Romanian opposition leader Traian Basescu has been declared president after defeating his leftist rival in a close-fought election.
Basescu has promised a different style of leadership
Prime Minister Adrian Nastase admitted defeat shortly before official results showed Mr Basescu, mayor of Bucharest, had won more than 51% of the vote.
Mr Basescu will steer Romania into the European Union in 2007 and must speed up reforms required for entry.
He replaces ex-communist Ion Iliescu who has dominated Romania for years.
With all returns counted, Mr Basescu took 51.23% of the vote compared to 48.77% for Mr Nastase, who was the outgoing president's choice of successor.
Mr Basescu, 52, said his priority was to form a government capable of continuing membership negotiations for Romania to join the European Union.
Opposition supporters started celebrating on Sunday evening
"We must succeed in living up to the necessary standards so that
Romanian society meets the demands of the Union," he told journalists.
He warned that Euro-scepticism arose when people were "frozen out of
the integration process".
The centre-right victor also pledged tough action on hidden poverty and described corruption as "a real threat to the country".
The opposition camp scented victory on Sunday evening and supporters spilled out onto the capital's streets, clutching opposition orange flags and balloons and singing and dancing.
Mr Basescu has called for the celebrations to be peaceful and a rally is planned for Monday evening.
The BBC's Nick Thorpe reports from the Romanian capital, Bucharest, that it was a dramatic few hours before the result was announced and the prime minister's Social Democrats appeared stunned by the outcome.
Opinion polls had shown Mr Nastase in the lead shortly before the vote, the second of two rounds.
Acknowledging defeat in a telephone call to Mr Basescu, Mr Nastase appeared to offer a co-habitation deal in parliament.
No party has an absolute majority and the Social Democrats have slightly more seats than Mr Basescu's alliance of Liberals and Democrats.
"Romania cannot afford a pause - we want work, co-operation and responsibility," said Mr Nastase.
He had won the first round of the election on 28 November, during which there were allegations of fraud, gaining 41% of the vote compared to Mr Basescu's 34%.
Our correspondent notes that Mr Basescu is expected to ask his political partner, Calin Popescu Tariceanu, to try to form a government.
Although presidential powers in Romania are limited, the head of state will play a pivotal role in the hung parliament.

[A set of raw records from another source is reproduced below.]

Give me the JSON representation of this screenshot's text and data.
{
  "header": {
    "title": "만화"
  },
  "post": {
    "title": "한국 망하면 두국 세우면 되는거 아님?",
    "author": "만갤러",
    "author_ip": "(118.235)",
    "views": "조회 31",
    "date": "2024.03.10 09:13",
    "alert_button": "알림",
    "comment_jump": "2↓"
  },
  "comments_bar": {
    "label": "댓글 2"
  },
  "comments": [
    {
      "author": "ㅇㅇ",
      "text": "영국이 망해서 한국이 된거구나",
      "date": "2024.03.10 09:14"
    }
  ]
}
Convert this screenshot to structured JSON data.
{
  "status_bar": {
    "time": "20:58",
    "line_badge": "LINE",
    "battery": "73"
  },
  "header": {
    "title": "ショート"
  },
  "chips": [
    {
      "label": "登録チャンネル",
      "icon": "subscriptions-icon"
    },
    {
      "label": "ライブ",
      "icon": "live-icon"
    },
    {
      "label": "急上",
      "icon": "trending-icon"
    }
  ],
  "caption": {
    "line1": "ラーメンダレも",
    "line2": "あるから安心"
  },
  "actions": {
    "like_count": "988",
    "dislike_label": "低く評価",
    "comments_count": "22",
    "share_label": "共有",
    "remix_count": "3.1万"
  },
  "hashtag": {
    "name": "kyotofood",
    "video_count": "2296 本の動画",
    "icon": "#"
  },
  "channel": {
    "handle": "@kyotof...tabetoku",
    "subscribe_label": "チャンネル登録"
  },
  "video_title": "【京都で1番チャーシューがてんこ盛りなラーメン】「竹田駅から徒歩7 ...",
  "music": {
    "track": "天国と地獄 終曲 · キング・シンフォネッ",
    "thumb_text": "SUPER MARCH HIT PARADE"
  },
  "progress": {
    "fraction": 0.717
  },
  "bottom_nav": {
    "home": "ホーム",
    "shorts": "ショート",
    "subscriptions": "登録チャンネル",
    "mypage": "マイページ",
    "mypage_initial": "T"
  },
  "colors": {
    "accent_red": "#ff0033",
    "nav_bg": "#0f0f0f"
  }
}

Mr Basescu has promised a different style of leadership from President Iliescu - the Romanian head of state for 11 of the 15 years since the overthrow of the communist ruler, Nicolae Ceausescu.